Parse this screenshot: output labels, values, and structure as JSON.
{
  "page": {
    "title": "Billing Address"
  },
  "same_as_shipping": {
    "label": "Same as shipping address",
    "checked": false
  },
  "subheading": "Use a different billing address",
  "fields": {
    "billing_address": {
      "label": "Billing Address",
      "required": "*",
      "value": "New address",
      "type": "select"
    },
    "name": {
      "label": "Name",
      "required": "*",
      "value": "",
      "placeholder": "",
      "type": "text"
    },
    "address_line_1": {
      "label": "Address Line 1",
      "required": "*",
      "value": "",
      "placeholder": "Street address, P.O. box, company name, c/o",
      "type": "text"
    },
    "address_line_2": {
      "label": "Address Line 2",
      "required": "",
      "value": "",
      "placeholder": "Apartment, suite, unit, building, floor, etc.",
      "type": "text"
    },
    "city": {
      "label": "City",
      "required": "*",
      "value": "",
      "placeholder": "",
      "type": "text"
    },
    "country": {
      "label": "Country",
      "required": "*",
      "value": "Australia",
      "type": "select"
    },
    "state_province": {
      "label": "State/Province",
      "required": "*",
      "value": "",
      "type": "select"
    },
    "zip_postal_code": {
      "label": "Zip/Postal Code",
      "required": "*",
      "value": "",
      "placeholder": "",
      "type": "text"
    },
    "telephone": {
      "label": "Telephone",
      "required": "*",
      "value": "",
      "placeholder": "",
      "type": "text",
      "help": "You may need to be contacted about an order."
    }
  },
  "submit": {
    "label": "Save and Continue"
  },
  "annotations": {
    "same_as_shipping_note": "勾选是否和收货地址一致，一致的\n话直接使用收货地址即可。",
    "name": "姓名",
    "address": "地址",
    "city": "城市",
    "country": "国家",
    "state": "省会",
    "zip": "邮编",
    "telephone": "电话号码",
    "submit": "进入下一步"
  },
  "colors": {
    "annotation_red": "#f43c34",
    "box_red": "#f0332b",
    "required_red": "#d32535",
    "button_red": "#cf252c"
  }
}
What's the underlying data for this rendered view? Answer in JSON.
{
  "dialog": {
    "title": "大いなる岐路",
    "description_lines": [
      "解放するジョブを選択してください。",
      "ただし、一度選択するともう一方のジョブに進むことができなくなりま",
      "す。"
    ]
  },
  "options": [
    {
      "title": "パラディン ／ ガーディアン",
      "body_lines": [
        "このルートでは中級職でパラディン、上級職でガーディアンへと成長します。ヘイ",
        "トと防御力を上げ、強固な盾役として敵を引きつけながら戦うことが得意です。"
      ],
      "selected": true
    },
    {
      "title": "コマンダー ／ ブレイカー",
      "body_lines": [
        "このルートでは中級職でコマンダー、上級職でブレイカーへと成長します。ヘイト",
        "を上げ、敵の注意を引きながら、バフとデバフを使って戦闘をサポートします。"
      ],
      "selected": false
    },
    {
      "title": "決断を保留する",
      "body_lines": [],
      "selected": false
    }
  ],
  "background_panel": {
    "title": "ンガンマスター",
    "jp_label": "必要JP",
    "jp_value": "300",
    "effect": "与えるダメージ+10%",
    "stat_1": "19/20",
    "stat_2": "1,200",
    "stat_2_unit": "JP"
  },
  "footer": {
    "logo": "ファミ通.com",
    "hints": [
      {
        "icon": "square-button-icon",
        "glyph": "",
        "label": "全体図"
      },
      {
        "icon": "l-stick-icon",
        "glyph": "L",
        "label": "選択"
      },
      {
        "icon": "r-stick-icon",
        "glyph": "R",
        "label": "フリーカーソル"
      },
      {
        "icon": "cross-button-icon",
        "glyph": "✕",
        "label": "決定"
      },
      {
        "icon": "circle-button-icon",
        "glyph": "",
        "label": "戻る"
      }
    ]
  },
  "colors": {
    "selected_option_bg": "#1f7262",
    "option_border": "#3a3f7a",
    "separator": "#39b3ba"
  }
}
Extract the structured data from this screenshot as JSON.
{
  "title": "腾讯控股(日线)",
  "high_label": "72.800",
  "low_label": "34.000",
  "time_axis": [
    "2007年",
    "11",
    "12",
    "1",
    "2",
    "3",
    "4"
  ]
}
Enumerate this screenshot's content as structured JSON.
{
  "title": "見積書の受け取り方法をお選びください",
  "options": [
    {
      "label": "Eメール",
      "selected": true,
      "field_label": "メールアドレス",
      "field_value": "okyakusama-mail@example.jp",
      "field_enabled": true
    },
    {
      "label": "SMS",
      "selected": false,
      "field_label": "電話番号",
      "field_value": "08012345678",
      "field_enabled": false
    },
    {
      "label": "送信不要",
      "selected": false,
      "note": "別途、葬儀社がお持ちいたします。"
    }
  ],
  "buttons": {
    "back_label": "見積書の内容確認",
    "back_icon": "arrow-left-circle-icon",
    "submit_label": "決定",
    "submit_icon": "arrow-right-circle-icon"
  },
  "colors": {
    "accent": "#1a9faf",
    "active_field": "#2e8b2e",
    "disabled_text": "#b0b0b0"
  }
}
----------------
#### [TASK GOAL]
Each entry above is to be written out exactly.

#### [THE COMPLETED TASK]
Parse this screenshot: output labels, values, and structure as JSON.
{
  "page": {
    "title": "Billing Address"
  },
  "same_as_shipping": {
    "label": "Same as shipping address",
    "checked": false
  },
  "subheading": "Use a different billing address",
  "fields": {
    "billing_address": {
      "label": "Billing Address",
      "required": "*",
      "value": "New address",
      "type": "select"
    },
    "name": {
      "label": "Name",
      "required": "*",
      "value": "",
      "placeholder": "",
      "type": "text"
    },
    "address_line_1": {
      "label": "Address Line 1",
      "required": "*",
      "value": "",
      "placeholder": "Street address, P.O. box, company name, c/o",
      "type": "text"
    },
    "address_line_2": {
      "label": "Address Line 2",
      "required": "",
      "value": "",
      "placeholder": "Apartment, suite, unit, building, floor, etc.",
      "type": "text"
    },
    "city": {
      "label": "City",
      "required": "*",
      "value": "",
      "placeholder": "",
      "type": "text"
    },
    "country": {
      "label": "Country",
      "required": "*",
      "value": "Australia",
      "type": "select"
    },
    "state_province": {
      "label": "State/Province",
      "required": "*",
      "value": "",
      "type": "select"
    },
    "zip_postal_code": {
      "label": "Zip/Postal Code",
      "required": "*",
      "value": "",
      "placeholder": "",
      "type": "text"
    },
    "telephone": {
      "label": "Telephone",
      "required": "*",
      "value": "",
      "placeholder": "",
      "type": "text",
      "help": "You may need to be contacted about an order."
    }
  },
  "submit": {
    "label": "Save and Continue"
  },
  "annotations": {
    "same_as_shipping_note": "勾选是否和收货地址一致，一致的\n话直接使用收货地址即可。",
    "name": "姓名",
    "address": "地址",
    "city": "城市",
    "country": "国家",
    "state": "省会",
    "zip": "邮编",
    "telephone": "电话号码",
    "submit": "进入下一步"
  },
  "colors": {
    "annotation_red": "#f43c34",
    "box_red": "#f0332b",
    "required_red": "#d32535",
    "button_red": "#cf252c"
  }
}
What's the underlying data for this rendered view? Answer in JSON.
{
  "dialog": {
    "title": "大いなる岐路",
    "description_lines": [
      "解放するジョブを選択してください。",
      "ただし、一度選択するともう一方のジョブに進むことができなくなりま",
      "す。"
    ]
  },
  "options": [
    {
      "title": "パラディン ／ ガーディアン",
      "body_lines": [
        "このルートでは中級職でパラディン、上級職でガーディアンへと成長します。ヘイ",
        "トと防御力を上げ、強固な盾役として敵を引きつけながら戦うことが得意です。"
      ],
      "selected": true
    },
    {
      "title": "コマンダー ／ ブレイカー",
      "body_lines": [
        "このルートでは中級職でコマンダー、上級職でブレイカーへと成長します。ヘイト",
        "を上げ、敵の注意を引きながら、バフとデバフを使って戦闘をサポートします。"
      ],
      "selected": false
    },
    {
      "title": "決断を保留する",
      "body_lines": [],
      "selected": false
    }
  ],
  "background_panel": {
    "title": "ンガンマスター",
    "jp_label": "必要JP",
    "jp_value": "300",
    "effect": "与えるダメージ+10%",
    "stat_1": "19/20",
    "stat_2": "1,200",
    "stat_2_unit": "JP"
  },
  "footer": {
    "logo": "ファミ通.com",
    "hints": [
      {
        "icon": "square-button-icon",
        "glyph": "",
        "label": "全体図"
      },
      {
        "icon": "l-stick-icon",
        "glyph": "L",
        "label": "選択"
      },
      {
        "icon": "r-stick-icon",
        "glyph": "R",
        "label": "フリーカーソル"
      },
      {
        "icon": "cross-button-icon",
        "glyph": "✕",
        "label": "決定"
      },
      {
        "icon": "circle-button-icon",
        "glyph": "",
        "label": "戻る"
      }
    ]
  },
  "colors": {
    "selected_option_bg": "#1f7262",
    "option_border": "#3a3f7a",
    "separator": "#39b3ba"
  }
}
Extract the structured data from this screenshot as JSON.
{
  "title": "腾讯控股(日线)",
  "high_label": "72.800",
  "low_label": "34.000",
  "time_axis": [
    "2007年",
    "11",
    "12",
    "1",
    "2",
    "3",
    "4"
  ]
}
Enumerate this screenshot's content as structured JSON.
{
  "title": "見積書の受け取り方法をお選びください",
  "options": [
    {
      "label": "Eメール",
      "selected": true,
      "field_label": "メールアドレス",
      "field_value": "okyakusama-mail@example.jp",
      "field_enabled": true
    },
    {
      "label": "SMS",
      "selected": false,
      "field_label": "電話番号",
      "field_value": "08012345678",
      "field_enabled": false
    },
    {
      "label": "送信不要",
      "selected": false,
      "note": "別途、葬儀社がお持ちいたします。"
    }
  ],
  "buttons": {
    "back_label": "見積書の内容確認",
    "back_icon": "arrow-left-circle-icon",
    "submit_label": "決定",
    "submit_icon": "arrow-right-circle-icon"
  },
  "colors": {
    "accent": "#1a9faf",
    "active_field": "#2e8b2e",
    "disabled_text": "#b0b0b0"
  }
}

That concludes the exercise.